• _STUDY MATERIAL_
-- Opening Marker --

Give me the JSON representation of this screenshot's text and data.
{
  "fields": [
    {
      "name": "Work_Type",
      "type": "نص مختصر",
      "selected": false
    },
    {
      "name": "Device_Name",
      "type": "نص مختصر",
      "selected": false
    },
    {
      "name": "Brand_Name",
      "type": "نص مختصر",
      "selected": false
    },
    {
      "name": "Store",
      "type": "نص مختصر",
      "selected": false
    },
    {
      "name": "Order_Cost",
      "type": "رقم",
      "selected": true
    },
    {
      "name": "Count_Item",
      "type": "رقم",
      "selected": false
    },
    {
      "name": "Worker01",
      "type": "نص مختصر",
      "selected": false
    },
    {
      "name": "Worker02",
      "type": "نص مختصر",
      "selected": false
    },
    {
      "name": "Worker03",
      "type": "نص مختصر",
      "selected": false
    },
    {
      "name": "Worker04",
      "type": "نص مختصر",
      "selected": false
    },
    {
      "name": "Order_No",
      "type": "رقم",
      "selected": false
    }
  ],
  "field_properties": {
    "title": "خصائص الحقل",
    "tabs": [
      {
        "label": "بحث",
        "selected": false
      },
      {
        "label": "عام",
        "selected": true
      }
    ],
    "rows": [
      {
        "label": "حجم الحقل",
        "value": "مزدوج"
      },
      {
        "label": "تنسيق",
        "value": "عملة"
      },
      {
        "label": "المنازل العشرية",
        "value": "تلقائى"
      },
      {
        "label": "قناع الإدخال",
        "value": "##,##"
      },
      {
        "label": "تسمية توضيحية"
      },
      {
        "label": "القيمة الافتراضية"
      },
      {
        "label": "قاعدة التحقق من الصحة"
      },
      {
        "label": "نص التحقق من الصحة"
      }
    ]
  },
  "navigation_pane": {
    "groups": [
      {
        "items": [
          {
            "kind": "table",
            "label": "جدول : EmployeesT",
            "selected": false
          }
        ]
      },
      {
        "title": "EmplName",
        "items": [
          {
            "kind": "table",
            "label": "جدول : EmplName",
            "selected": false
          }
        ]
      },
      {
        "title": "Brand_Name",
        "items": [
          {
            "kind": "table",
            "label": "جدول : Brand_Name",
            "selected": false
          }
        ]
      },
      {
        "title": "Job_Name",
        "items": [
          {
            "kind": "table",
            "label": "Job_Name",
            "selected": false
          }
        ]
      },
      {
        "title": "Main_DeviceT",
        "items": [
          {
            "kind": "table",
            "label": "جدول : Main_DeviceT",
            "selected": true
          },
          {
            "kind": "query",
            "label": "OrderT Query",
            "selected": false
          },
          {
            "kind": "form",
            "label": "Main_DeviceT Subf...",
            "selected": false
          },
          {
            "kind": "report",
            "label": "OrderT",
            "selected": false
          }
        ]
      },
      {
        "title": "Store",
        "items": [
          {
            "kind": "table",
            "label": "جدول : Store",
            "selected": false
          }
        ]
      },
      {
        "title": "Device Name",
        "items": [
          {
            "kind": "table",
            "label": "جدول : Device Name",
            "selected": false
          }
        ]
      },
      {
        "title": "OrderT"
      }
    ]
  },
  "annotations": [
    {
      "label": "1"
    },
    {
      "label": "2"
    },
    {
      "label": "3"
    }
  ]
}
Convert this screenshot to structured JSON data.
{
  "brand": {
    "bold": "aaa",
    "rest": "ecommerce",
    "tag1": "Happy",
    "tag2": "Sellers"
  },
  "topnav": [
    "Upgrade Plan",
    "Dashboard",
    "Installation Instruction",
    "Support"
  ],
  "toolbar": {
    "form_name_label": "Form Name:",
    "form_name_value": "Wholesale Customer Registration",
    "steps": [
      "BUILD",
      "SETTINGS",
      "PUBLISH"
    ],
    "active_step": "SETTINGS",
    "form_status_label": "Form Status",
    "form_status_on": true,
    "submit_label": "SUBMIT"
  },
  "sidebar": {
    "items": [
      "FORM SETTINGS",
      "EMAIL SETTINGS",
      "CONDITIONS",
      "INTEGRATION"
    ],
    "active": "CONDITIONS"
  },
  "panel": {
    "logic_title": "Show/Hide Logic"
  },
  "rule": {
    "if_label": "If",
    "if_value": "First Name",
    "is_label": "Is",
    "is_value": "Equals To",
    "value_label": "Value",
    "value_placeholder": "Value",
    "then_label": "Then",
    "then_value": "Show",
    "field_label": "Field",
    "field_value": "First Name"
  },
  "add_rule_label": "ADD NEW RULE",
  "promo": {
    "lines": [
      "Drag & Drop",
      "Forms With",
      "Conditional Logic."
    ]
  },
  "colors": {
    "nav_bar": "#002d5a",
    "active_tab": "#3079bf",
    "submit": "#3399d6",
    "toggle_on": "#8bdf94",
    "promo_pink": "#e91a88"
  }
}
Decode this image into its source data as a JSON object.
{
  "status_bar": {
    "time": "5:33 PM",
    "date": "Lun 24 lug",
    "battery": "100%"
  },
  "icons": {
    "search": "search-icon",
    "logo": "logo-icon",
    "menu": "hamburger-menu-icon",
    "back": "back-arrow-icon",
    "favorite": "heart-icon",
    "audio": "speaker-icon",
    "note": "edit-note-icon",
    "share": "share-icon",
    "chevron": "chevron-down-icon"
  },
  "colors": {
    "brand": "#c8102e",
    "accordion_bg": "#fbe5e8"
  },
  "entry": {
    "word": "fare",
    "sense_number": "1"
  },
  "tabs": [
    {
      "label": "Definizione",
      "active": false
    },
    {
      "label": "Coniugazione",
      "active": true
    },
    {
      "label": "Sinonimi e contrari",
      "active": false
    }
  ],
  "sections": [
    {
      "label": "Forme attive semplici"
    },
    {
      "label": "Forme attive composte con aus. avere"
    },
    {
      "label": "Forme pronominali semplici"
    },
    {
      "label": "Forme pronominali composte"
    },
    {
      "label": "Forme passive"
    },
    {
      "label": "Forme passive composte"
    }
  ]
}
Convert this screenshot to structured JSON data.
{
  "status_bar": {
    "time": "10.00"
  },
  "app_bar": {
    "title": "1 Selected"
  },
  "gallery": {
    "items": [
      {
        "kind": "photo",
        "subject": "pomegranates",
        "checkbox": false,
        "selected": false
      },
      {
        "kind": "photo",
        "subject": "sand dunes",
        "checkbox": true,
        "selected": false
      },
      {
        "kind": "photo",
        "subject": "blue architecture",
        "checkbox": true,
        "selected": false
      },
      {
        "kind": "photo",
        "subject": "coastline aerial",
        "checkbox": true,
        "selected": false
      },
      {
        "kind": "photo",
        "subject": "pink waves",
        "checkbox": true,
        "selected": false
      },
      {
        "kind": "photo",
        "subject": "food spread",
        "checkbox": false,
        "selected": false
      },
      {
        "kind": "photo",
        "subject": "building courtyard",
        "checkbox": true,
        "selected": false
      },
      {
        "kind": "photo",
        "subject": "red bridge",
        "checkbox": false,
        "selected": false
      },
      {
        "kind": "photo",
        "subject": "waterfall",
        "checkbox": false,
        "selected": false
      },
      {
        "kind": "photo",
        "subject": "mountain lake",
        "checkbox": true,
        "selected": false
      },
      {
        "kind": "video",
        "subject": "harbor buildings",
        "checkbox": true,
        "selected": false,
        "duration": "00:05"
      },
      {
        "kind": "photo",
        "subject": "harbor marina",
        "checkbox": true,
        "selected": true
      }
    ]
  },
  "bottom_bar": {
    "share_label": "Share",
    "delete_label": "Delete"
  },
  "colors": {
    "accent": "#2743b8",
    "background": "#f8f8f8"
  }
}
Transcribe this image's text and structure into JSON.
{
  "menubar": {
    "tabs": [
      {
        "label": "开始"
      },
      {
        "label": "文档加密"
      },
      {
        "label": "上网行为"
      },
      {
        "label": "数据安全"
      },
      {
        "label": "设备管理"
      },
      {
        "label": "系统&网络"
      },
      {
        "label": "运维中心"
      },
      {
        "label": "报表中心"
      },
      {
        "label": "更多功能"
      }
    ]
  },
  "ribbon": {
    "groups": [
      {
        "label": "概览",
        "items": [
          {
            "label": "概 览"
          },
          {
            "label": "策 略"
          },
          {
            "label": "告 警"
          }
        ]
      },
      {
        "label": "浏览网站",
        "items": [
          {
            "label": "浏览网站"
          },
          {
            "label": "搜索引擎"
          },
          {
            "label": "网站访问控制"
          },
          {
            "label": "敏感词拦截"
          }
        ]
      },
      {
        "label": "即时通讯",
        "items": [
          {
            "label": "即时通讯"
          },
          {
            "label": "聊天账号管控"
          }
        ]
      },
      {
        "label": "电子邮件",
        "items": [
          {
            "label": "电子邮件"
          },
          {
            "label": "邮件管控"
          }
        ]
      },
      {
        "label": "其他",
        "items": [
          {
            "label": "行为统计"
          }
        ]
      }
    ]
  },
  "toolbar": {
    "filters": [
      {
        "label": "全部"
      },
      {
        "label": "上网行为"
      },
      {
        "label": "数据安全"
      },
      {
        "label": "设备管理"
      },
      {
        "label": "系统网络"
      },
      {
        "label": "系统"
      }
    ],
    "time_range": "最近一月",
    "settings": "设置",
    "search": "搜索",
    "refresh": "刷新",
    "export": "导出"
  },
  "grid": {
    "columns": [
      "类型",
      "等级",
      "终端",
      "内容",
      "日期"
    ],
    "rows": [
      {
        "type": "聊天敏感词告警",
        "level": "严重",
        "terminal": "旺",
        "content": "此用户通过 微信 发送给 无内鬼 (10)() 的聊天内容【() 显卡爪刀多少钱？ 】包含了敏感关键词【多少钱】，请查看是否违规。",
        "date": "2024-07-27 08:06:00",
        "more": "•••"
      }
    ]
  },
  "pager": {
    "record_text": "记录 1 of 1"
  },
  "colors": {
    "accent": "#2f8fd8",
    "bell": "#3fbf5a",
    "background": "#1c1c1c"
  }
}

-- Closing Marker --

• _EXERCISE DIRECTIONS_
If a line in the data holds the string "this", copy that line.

• _FINISHED EXERCISE_
Give me the JSON representation of this screenshot's text and data.
Convert this screenshot to structured JSON data.
Decode this image into its source data as a JSON object.
Convert this screenshot to structured JSON data.
Transcribe this image's text and structure into JSON.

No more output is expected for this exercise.